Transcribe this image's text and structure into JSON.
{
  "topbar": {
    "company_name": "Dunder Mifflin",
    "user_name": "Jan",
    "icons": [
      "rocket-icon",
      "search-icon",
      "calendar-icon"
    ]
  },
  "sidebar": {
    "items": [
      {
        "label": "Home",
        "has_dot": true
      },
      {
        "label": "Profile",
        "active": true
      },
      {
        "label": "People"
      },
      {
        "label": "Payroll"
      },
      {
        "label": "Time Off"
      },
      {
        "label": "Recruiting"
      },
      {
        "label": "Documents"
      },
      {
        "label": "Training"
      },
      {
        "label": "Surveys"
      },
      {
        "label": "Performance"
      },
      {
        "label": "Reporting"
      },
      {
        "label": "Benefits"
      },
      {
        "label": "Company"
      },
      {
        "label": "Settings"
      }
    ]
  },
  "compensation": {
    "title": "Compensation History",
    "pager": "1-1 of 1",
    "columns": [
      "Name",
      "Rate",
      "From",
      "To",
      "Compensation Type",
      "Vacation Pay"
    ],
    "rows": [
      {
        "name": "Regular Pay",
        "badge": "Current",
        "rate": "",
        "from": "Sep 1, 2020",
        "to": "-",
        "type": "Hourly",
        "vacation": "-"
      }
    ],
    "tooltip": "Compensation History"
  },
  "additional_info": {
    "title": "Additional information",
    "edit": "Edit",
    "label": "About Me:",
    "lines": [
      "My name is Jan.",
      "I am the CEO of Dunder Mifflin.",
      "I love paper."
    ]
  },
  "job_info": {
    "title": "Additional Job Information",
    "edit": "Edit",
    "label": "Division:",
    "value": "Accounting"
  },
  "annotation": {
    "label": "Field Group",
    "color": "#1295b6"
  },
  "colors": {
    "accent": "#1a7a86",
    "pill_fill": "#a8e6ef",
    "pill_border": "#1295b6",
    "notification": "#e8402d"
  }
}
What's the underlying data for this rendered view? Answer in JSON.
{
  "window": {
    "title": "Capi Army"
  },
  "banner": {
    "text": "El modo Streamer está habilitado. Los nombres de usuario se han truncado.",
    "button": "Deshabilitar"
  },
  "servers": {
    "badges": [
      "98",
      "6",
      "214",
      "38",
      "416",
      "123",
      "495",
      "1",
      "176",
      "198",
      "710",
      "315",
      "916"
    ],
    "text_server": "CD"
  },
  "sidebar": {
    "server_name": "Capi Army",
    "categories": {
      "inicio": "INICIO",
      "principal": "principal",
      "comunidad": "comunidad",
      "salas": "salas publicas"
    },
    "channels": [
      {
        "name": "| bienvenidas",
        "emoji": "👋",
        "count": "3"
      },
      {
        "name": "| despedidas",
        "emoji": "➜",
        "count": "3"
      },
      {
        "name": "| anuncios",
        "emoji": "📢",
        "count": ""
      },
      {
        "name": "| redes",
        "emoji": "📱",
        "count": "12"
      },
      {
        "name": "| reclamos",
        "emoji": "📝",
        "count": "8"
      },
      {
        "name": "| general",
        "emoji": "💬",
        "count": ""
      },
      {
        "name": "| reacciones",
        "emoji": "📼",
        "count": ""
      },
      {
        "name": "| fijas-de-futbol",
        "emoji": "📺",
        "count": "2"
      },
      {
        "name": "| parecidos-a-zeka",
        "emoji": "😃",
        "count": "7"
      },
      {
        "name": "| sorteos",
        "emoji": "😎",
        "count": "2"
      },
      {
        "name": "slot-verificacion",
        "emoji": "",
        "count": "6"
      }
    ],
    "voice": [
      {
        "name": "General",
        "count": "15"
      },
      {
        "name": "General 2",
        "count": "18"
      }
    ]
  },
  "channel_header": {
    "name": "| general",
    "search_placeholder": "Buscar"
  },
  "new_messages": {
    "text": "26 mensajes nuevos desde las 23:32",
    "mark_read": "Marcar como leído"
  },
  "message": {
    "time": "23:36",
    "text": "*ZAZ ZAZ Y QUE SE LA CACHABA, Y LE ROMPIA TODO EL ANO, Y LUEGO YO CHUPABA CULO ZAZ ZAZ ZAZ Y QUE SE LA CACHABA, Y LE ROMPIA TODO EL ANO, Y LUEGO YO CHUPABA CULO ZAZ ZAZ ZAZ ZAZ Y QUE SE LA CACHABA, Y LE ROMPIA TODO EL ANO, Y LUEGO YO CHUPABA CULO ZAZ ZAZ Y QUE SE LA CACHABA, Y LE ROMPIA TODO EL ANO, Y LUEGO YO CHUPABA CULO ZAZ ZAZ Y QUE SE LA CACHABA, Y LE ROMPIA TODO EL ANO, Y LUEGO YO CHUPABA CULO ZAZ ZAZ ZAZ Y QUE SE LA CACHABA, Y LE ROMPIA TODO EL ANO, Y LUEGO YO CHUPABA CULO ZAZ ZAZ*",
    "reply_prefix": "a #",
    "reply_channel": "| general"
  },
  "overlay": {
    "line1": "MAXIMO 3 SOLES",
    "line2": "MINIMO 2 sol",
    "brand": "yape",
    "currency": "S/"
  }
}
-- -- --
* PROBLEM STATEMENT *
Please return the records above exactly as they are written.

* OUTPUT OF THE TASK *
Transcribe this image's text and structure into JSON.
{
  "topbar": {
    "company_name": "Dunder Mifflin",
    "user_name": "Jan",
    "icons": [
      "rocket-icon",
      "search-icon",
      "calendar-icon"
    ]
  },
  "sidebar": {
    "items": [
      {
        "label": "Home",
        "has_dot": true
      },
      {
        "label": "Profile",
        "active": true
      },
      {
        "label": "People"
      },
      {
        "label": "Payroll"
      },
      {
        "label": "Time Off"
      },
      {
        "label": "Recruiting"
      },
      {
        "label": "Documents"
      },
      {
        "label": "Training"
      },
      {
        "label": "Surveys"
      },
      {
        "label": "Performance"
      },
      {
        "label": "Reporting"
      },
      {
        "label": "Benefits"
      },
      {
        "label": "Company"
      },
      {
        "label": "Settings"
      }
    ]
  },
  "compensation": {
    "title": "Compensation History",
    "pager": "1-1 of 1",
    "columns": [
      "Name",
      "Rate",
      "From",
      "To",
      "Compensation Type",
      "Vacation Pay"
    ],
    "rows": [
      {
        "name": "Regular Pay",
        "badge": "Current",
        "rate": "",
        "from": "Sep 1, 2020",
        "to": "-",
        "type": "Hourly",
        "vacation": "-"
      }
    ],
    "tooltip": "Compensation History"
  },
  "additional_info": {
    "title": "Additional information",
    "edit": "Edit",
    "label": "About Me:",
    "lines": [
      "My name is Jan.",
      "I am the CEO of Dunder Mifflin.",
      "I love paper."
    ]
  },
  "job_info": {
    "title": "Additional Job Information",
    "edit": "Edit",
    "label": "Division:",
    "value": "Accounting"
  },
  "annotation": {
    "label": "Field Group",
    "color": "#1295b6"
  },
  "colors": {
    "accent": "#1a7a86",
    "pill_fill": "#a8e6ef",
    "pill_border": "#1295b6",
    "notification": "#e8402d"
  }
}
What's the underlying data for this rendered view? Answer in JSON.
{
  "window": {
    "title": "Capi Army"
  },
  "banner": {
    "text": "El modo Streamer está habilitado. Los nombres de usuario se han truncado.",
    "button": "Deshabilitar"
  },
  "servers": {
    "badges": [
      "98",
      "6",
      "214",
      "38",
      "416",
      "123",
      "495",
      "1",
      "176",
      "198",
      "710",
      "315",
      "916"
    ],
    "text_server": "CD"
  },
  "sidebar": {
    "server_name": "Capi Army",
    "categories": {
      "inicio": "INICIO",
      "principal": "principal",
      "comunidad": "comunidad",
      "salas": "salas publicas"
    },
    "channels": [
      {
        "name": "| bienvenidas",
        "emoji": "👋",
        "count": "3"
      },
      {
        "name": "| despedidas",
        "emoji": "➜",
        "count": "3"
      },
      {
        "name": "| anuncios",
        "emoji": "📢",
        "count": ""
      },
      {
        "name": "| redes",
        "emoji": "📱",
        "count": "12"
      },
      {
        "name": "| reclamos",
        "emoji": "📝",
        "count": "8"
      },
      {
        "name": "| general",
        "emoji": "💬",
        "count": ""
      },
      {
        "name": "| reacciones",
        "emoji": "📼",
        "count": ""
      },
      {
        "name": "| fijas-de-futbol",
        "emoji": "📺",
        "count": "2"
      },
      {
        "name": "| parecidos-a-zeka",
        "emoji": "😃",
        "count": "7"
      },
      {
        "name": "| sorteos",
        "emoji": "😎",
        "count": "2"
      },
      {
        "name": "slot-verificacion",
        "emoji": "",
        "count": "6"
      }
    ],
    "voice": [
      {
        "name": "General",
        "count": "15"
      },
      {
        "name": "General 2",
        "count": "18"
      }
    ]
  },
  "channel_header": {
    "name": "| general",
    "search_placeholder": "Buscar"
  },
  "new_messages": {
    "text": "26 mensajes nuevos desde las 23:32",
    "mark_read": "Marcar como leído"
  },
  "message": {
    "time": "23:36",
    "text": "*ZAZ ZAZ Y QUE SE LA CACHABA, Y LE ROMPIA TODO EL ANO, Y LUEGO YO CHUPABA CULO ZAZ ZAZ ZAZ Y QUE SE LA CACHABA, Y LE ROMPIA TODO EL ANO, Y LUEGO YO CHUPABA CULO ZAZ ZAZ ZAZ ZAZ Y QUE SE LA CACHABA, Y LE ROMPIA TODO EL ANO, Y LUEGO YO CHUPABA CULO ZAZ ZAZ Y QUE SE LA CACHABA, Y LE ROMPIA TODO EL ANO, Y LUEGO YO CHUPABA CULO ZAZ ZAZ Y QUE SE LA CACHABA, Y LE ROMPIA TODO EL ANO, Y LUEGO YO CHUPABA CULO ZAZ ZAZ ZAZ Y QUE SE LA CACHABA, Y LE ROMPIA TODO EL ANO, Y LUEGO YO CHUPABA CULO ZAZ ZAZ*",
    "reply_prefix": "a #",
    "reply_channel": "| general"
  },
  "overlay": {
    "line1": "MAXIMO 3 SOLES",
    "line2": "MINIMO 2 sol",
    "brand": "yape",
    "currency": "S/"
  }
}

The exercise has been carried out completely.